Richard Pfilf, executive director of the National Association of Forest Service Retirees, said that the 2001 Roadless Area Conservation Rule was "cobbled together at Forest Service headquarters" [letters, June 21].

To the contrary, the rule passed after more than two decades of broad debate and three years of official review and public participation that included 600 hearings nationwide. Dan Glickman, then secretary of agriculture, said, "Never before have the American people so actively participated in helping to decide how their public lands should be managed."

Trotting out the administration's talking points and blaming this rule change on the courts ignores how our judicial system works. The U.S. Court of Appeals for the 9th Circuit upheld the 2001 rule, and a ruling in the Wyoming federal district court is being appealed. Other litigation involving the rule has been stayed with no decision. The courts did not overturn the roadless rule -- the Forest Service did.

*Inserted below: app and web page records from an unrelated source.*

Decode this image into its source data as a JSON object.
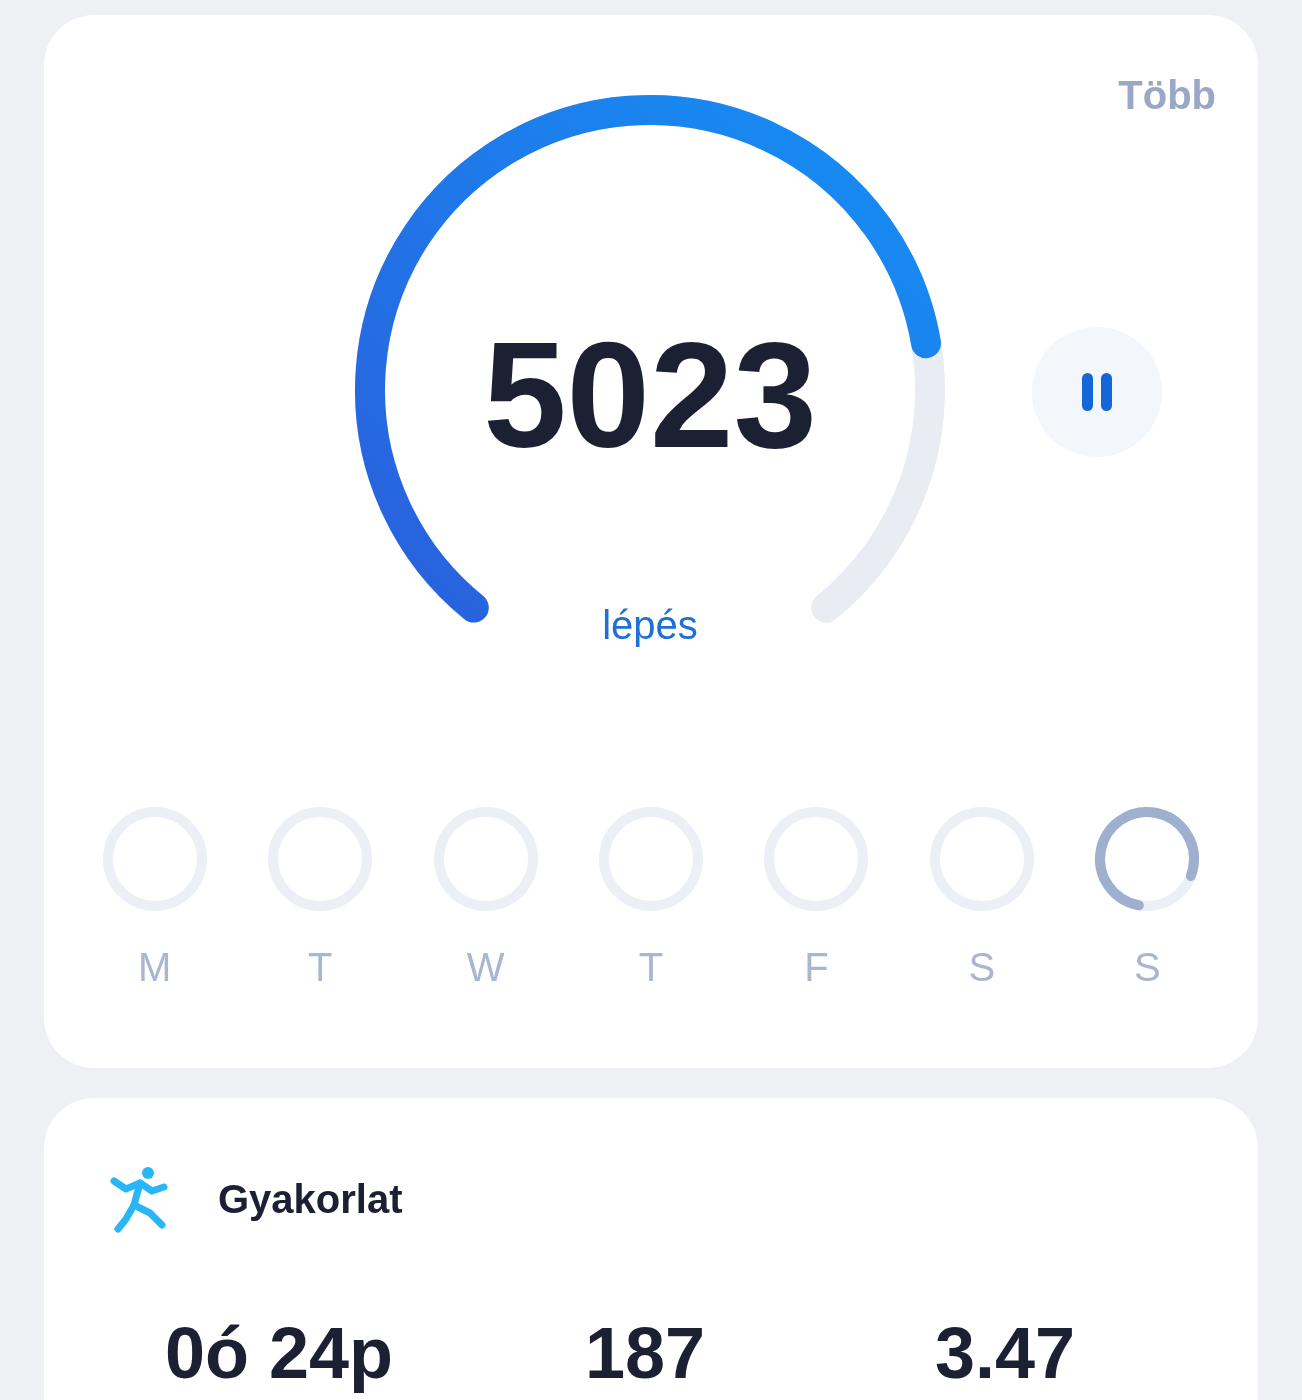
{
  "header": {
    "more_link": "Több"
  },
  "steps": {
    "count": "5023",
    "unit": "lépés"
  },
  "week": [
    {
      "label": "M"
    },
    {
      "label": "T"
    },
    {
      "label": "W"
    },
    {
      "label": "T"
    },
    {
      "label": "F"
    },
    {
      "label": "S"
    },
    {
      "label": "S"
    }
  ],
  "exercise": {
    "title": "Gyakorlat",
    "stats": [
      "0ó 24p",
      "187",
      "3.47"
    ]
  }
}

Mr. Pfilf took issue with acreage, but he did not mention that half of our national forests are already open to logging, mining and drilling, or that the roadless rule protected only the last third of our forests. We will never get back what is already gone. But we should be thankful for what is left, and we should fight to protect what we have, because once these places are gone, they are lost forever.



The Wilderness Society